How Legos and blocks help make your child smarter

CTY researcher looks at spatial skills learned through play

CTY's Director of Research, Amy Shelton, shares tips for boosting learning skills in early childhood. Hint: go play!

Video: Center for Talented Youth

Those Lego bricks and wooden blocks littering your floor aren't just pain-inducing clutter. These favorite toys are helping your kid achieve in school and beyond.

"When kids are building with blocks and Legos, they're using spatial reasoning skills," says Amy Shelton, a cognitive psychologist and director of research at the Johns Hopkins Center for Talented Youth. "These skills not only have a relationship to academics, but to the fields you might gravitate to, and where you're going to excel."

Shelton and her colleagues have several block play studies underway in the CTY Research Lab. In one, young children are given a Lego structure and asked to build a similar structure. Using electronic devices, investigators track the movement of Lego bricks as they observe how the children build. So far, they've discovered that kids with lots of block experience—so-called "master builders"—were deliberate in their movements and generally built structures from the bottom up.

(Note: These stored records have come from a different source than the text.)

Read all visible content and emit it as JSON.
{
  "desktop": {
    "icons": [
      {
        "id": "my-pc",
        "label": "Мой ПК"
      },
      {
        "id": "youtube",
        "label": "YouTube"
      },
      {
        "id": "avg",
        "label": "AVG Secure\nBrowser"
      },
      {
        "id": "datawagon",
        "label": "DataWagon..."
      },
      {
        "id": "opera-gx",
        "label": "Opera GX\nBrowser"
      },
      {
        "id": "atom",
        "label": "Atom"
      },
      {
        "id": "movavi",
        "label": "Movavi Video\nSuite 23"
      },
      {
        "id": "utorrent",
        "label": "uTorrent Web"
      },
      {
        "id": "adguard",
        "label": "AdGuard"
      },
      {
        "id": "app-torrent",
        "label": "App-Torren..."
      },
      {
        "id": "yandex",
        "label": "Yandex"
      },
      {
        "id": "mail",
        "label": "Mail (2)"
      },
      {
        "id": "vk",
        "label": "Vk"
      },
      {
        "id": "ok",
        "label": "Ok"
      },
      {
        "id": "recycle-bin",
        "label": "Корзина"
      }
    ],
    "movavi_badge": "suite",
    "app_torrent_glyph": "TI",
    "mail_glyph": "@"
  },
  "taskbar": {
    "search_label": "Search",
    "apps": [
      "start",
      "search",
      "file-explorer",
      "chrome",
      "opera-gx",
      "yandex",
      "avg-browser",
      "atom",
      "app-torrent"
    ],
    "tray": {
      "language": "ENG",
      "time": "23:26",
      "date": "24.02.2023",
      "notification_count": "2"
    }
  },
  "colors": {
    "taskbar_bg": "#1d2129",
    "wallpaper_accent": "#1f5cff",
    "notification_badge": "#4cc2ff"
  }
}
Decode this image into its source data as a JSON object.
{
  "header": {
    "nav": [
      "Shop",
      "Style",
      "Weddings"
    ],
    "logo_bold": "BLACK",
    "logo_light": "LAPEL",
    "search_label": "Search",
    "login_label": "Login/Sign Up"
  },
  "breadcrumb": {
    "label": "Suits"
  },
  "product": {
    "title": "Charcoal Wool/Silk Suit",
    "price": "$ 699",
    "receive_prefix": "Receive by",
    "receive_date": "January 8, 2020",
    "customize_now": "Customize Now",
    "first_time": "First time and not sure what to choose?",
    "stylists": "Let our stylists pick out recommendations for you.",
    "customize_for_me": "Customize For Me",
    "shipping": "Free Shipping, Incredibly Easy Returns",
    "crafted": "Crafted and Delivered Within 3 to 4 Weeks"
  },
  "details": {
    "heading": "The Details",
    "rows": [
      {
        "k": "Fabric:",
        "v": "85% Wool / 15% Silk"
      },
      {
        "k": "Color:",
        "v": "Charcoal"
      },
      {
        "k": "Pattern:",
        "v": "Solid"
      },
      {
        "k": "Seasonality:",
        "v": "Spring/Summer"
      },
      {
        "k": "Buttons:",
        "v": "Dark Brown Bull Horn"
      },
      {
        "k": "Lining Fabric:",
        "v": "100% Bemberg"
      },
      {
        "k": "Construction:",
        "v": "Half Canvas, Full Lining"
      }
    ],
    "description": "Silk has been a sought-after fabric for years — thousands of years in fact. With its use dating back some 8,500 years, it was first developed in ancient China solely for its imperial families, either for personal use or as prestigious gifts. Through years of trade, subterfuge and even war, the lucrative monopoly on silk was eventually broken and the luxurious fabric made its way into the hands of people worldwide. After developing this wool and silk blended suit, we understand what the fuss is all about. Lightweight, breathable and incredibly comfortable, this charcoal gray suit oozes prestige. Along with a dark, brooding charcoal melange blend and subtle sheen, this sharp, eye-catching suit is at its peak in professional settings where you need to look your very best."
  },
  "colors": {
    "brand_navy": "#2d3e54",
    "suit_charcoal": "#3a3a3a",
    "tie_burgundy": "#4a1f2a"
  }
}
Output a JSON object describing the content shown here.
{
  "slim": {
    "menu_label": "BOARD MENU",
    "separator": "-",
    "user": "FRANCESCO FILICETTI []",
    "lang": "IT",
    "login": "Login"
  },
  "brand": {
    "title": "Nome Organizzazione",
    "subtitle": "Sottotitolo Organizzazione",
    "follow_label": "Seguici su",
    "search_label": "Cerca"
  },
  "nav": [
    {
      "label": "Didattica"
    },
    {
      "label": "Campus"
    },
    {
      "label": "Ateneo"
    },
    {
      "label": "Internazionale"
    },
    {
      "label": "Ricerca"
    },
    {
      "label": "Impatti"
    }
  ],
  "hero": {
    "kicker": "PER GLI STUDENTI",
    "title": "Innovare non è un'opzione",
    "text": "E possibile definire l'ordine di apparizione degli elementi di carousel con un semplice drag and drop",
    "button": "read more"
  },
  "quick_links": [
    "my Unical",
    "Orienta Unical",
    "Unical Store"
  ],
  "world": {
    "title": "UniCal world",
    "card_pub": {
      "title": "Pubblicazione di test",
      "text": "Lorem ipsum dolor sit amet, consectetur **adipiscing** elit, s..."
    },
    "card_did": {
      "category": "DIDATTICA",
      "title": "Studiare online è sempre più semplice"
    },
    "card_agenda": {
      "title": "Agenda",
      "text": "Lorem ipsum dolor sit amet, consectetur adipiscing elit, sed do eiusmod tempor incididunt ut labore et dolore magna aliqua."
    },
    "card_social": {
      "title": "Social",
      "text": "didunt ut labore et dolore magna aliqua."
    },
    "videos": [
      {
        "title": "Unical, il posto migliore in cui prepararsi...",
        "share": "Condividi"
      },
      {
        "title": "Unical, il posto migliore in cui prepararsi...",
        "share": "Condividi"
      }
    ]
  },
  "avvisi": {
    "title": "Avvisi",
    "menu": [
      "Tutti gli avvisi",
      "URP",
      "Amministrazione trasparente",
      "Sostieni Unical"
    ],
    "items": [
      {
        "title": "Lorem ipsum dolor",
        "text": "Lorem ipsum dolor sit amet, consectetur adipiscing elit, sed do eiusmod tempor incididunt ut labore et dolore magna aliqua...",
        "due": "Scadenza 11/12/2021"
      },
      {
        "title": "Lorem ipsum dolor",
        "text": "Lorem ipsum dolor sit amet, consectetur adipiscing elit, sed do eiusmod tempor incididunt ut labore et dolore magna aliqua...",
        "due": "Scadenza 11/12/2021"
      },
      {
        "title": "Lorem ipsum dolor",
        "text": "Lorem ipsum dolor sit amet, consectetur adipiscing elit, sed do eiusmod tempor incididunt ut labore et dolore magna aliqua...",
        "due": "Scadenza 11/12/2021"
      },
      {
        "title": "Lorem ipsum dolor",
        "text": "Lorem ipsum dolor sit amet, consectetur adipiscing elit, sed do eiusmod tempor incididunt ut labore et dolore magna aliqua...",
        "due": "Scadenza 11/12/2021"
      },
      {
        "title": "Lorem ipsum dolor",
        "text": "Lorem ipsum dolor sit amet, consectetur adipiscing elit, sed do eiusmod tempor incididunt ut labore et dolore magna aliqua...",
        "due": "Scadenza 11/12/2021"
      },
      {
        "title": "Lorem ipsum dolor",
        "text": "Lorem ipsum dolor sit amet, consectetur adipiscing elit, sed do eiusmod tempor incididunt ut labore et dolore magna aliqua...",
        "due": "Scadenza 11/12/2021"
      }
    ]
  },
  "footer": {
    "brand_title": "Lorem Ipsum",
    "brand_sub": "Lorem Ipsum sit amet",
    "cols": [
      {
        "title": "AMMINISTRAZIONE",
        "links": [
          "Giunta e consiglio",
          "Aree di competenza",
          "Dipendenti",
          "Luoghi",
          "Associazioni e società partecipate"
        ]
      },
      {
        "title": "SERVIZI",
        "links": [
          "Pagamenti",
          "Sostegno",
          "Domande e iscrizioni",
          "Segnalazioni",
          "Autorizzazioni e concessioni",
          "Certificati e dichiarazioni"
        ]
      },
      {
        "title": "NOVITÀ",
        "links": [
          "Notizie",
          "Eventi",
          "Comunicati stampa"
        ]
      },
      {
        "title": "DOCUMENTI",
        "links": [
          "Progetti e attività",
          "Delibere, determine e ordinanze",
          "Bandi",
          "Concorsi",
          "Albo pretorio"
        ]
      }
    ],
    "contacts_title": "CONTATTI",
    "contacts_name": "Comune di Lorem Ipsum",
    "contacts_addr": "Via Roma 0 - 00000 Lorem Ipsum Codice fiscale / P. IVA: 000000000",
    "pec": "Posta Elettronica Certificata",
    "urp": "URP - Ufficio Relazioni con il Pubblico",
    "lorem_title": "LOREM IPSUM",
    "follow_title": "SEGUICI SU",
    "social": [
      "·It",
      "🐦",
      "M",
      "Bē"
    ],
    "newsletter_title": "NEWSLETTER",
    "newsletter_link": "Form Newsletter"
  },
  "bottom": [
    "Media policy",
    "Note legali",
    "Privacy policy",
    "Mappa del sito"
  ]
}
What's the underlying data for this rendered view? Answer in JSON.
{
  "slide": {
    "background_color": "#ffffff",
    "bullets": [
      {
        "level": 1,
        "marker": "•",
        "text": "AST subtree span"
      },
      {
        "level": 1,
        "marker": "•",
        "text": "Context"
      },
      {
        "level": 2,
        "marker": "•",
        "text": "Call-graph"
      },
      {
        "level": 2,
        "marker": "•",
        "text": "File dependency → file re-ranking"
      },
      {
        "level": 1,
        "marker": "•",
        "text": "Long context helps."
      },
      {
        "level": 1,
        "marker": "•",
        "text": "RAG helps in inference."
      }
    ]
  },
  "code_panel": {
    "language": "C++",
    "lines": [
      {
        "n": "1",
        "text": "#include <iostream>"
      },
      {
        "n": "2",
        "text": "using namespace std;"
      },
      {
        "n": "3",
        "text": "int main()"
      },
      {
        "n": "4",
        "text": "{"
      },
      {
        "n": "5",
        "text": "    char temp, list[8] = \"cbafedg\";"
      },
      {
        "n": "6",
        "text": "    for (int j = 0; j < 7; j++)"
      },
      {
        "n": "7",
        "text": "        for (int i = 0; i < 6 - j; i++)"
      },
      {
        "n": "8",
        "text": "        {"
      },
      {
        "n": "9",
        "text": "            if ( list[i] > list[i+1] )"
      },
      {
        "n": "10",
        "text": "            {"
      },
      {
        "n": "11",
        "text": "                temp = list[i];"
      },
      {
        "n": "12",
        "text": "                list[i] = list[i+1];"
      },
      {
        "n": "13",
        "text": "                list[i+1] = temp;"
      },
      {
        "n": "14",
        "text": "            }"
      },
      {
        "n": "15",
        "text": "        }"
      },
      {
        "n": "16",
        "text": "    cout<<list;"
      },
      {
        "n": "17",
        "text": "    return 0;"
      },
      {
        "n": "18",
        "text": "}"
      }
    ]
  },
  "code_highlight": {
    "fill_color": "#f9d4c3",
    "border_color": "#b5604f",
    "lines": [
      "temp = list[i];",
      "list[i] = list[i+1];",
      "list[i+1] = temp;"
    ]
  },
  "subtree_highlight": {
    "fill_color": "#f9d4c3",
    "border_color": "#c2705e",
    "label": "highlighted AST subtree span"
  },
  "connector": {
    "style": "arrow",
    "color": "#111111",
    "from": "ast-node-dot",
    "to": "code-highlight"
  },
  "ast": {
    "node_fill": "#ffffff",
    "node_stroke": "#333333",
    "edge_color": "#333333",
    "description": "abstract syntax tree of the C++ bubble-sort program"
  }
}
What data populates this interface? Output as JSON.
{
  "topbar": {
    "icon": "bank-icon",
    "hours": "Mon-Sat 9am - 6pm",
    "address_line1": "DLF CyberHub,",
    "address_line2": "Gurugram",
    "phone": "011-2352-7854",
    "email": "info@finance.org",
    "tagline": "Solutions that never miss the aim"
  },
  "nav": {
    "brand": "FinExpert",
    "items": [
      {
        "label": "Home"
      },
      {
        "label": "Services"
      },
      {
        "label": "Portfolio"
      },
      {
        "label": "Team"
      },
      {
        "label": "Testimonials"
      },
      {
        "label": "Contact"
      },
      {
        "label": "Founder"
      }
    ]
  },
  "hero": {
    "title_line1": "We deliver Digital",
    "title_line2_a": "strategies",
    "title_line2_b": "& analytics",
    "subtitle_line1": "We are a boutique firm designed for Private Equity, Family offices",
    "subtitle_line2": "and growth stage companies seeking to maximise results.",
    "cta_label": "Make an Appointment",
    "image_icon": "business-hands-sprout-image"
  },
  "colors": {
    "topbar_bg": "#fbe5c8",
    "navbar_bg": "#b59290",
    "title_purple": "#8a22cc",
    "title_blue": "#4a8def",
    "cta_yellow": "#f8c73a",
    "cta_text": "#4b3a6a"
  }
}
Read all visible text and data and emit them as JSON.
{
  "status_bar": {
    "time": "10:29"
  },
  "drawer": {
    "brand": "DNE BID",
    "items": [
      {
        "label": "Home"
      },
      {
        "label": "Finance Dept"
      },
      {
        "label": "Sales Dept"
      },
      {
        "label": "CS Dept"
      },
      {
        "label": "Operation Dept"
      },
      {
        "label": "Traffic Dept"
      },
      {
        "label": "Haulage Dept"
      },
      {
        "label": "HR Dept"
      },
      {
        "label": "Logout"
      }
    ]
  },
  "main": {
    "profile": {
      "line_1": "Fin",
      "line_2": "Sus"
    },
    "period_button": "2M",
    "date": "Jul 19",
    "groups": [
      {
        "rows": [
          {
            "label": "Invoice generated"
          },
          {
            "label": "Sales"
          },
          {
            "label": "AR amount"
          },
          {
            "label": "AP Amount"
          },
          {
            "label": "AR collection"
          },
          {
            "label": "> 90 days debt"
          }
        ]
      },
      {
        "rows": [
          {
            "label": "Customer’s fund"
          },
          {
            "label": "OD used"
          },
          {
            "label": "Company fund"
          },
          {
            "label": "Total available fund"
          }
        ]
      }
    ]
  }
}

Now Shelton, who has a young son and has stepped on a Lego or two herself, is working to quantify how these master builders create so she can develop a language of block building and determine how these building skills can be learned through training. Then she'll connect these spatial skills to the children's academic profile, cognitive skills, and school performance to see if there are any correlations.

She's certain that spatial skills learned through block play could soon be recognized as a factor in training tomorrow's scientists, mathematicians, tech professionals, and engineers.

"If you want to build future STEM enthusiasts, you need to start with fundamental skills and they need to come early," Shelton says. "Something as simple as making sure kids have exposure to block play would set them up for a future where they can build the right kinds of skills for whatever field they want to go into, and they won't be restricted because of their lack of early experience."